Jewels, either with their own power or simply as markers of majesty, are clearly important to Elves and the Valar. It is written that when the Teleri came at last to Aman, the Noldor gave them many gems, “opals and diamonds and pale crystals, which they strewed upon the shores and scattered in the pools… and many pearls they won from themselves from the sea, and their halls were of pearl, and of pearl were the mansions of Olwë…” Yet we find the most particular thing: when Sauron makes his One Ring of Power to rule all the others, he forges a simple gold band, with no embellishments or jewels whatsoever, besides the fire-revealed inscription. Why wouldn’t Sauron, the being who has most likely (given that his master Melkor wore them upon his head at all times) seen the glory of the Silmarils with his own eyes, put jewels on the lynchpin of his domination?

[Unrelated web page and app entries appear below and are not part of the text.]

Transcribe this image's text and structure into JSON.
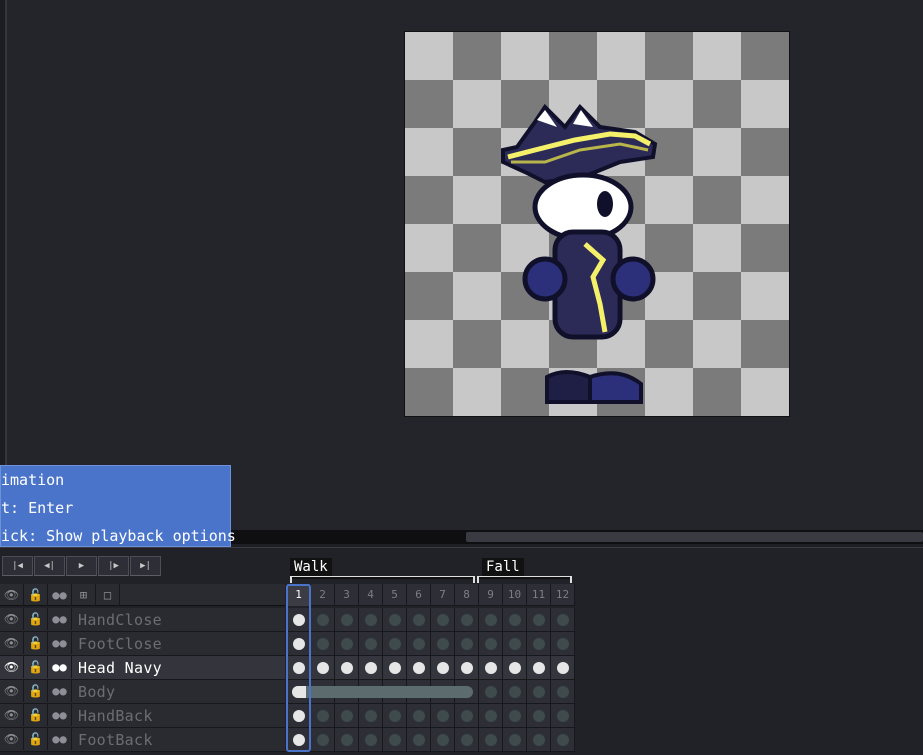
{
  "tooltip": {
    "line1": "imation",
    "line2": "t: Enter",
    "line3": "ick: Show playback options"
  },
  "playback": {
    "first_icon": "first-frame-icon",
    "prev_icon": "previous-frame-icon",
    "play_icon": "play-icon",
    "next_icon": "next-frame-icon",
    "last_icon": "last-frame-icon"
  },
  "tags": [
    {
      "label": "Walk"
    },
    {
      "label": "Fall"
    }
  ],
  "layer_header_icons": [
    "eye-icon",
    "lock-icon",
    "continuous-icon",
    "group-icon",
    "new-layer-icon"
  ],
  "layers": [
    {
      "name": "HandClose",
      "active": false
    },
    {
      "name": "FootClose",
      "active": false
    },
    {
      "name": "Head Navy",
      "active": true
    },
    {
      "name": "Body",
      "active": false
    },
    {
      "name": "HandBack",
      "active": false
    },
    {
      "name": "FootBack",
      "active": false
    }
  ],
  "frames": [
    "1",
    "2",
    "3",
    "4",
    "5",
    "6",
    "7",
    "8",
    "9",
    "10",
    "11",
    "12"
  ],
  "current_frame": "1",
  "colors": {
    "tooltip_bg": "#4a74c9",
    "accent": "#4a74c9",
    "timeline_bg": "#212228",
    "canvas_bg": "#24252b"
  }
}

Fortunately I can’t read Sauron’s mind (what a scary place that must be), so I don’t pretend to have the answer to this question, but I think that asking it raises a huge issue that we circled about in class. It felt that we fairly well established that when approaching jewels in Tolkien, we must reposition ourselves to understand them as items of innate meaning, as opposed to seeing their value simply as a product of their placement in human social constructs. I would instead argue that jewels do not have inherent power in Tolkien’s universe, besides that which is bestowed upon them by outside sources, such as the mystical (magic, perhaps?) of the Elves or the enchantment of a Vala. Jewels are not once (at least to the extent that I have read, and I would be the first to admit that I am far from an expert on all that Tolkien wrote) described as storing energy, or striking someone with lightening, or making one who touches it stronger. They are in fact described much as we would describe them—valued for their beauty, for their rarity, for their perfection. Jewels are no different in Tolkien, they simply exist in a universe where there are creatures who can imbue them with mystical characteristics.
This is not all to say that jewels are not incredibly highly valued by the inhabitants of the World, nor that they may not place some mystical importance on them. I only fear that if we decide that jewels are simply what they seem to be, items of intrinsic power which confer characteristics onto their bearers, then we lose the opportunity to delve further in to why, exactly, Elves and Men and Dwarves and Valar and Maiar all seem to be so drawn to jewels—and by extension, why we are. Is it because they are a symbol of an individual’s mastery over the earth? Is it because they shine? Is it because they so neatly fit into metaphor and simile about light and reflection and depth? Whatever the answer, it doesn't lay in an inherent power, waiting to be tapped by protagonists.